But when Diamond Reynolds used Facebook Live to document her boyfriend Philando Castile's fatal shooting at the hands of a police officer, the footage vanished from the site shortly after it was posted.
The company blamed the video's absence on a technical glitch; it reappeared on the site about an hour later with a graphic content warning. But the whole incident has prompted questions about how Facebook decides what content it allows on its platform.
Facebook's content guidelines say it bans violent or graphic images from its site "when they are shared for sadistic pleasure or to celebrate or glorify violence."
A Facebook rep clarified to TechCrunch that intent matters at least as much as the level of violence. The outlet writes, "If someone posts a graphically violent video saying 'This is great, so and so got what was coming to them,' it will be removed, but if they say 'This is terrible, these things need to stop,' it can remain visible."
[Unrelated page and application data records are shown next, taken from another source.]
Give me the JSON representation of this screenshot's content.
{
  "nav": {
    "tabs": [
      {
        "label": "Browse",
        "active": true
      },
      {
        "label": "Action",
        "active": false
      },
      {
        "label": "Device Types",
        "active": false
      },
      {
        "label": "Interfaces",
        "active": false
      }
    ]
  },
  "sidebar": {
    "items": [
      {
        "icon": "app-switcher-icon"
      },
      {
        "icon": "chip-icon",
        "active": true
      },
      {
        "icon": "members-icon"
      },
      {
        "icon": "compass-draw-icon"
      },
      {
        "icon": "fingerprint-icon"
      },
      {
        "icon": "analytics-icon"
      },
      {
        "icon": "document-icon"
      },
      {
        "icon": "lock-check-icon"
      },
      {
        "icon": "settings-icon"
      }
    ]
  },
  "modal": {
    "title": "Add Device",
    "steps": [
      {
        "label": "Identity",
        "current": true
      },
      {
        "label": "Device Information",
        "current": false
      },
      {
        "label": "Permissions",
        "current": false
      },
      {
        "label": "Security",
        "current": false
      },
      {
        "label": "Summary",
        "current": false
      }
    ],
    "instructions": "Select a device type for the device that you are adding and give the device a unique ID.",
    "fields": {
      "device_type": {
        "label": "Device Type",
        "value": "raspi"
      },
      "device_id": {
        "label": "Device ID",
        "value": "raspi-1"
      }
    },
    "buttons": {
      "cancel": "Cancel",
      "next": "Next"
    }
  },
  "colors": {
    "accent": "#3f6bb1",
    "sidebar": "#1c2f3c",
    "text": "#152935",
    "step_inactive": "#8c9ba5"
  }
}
Facebook has a team monitoring flagged content 24/7; that team can choose to remove violent content, keep it up with a disclaimer attached or leave it up untouched.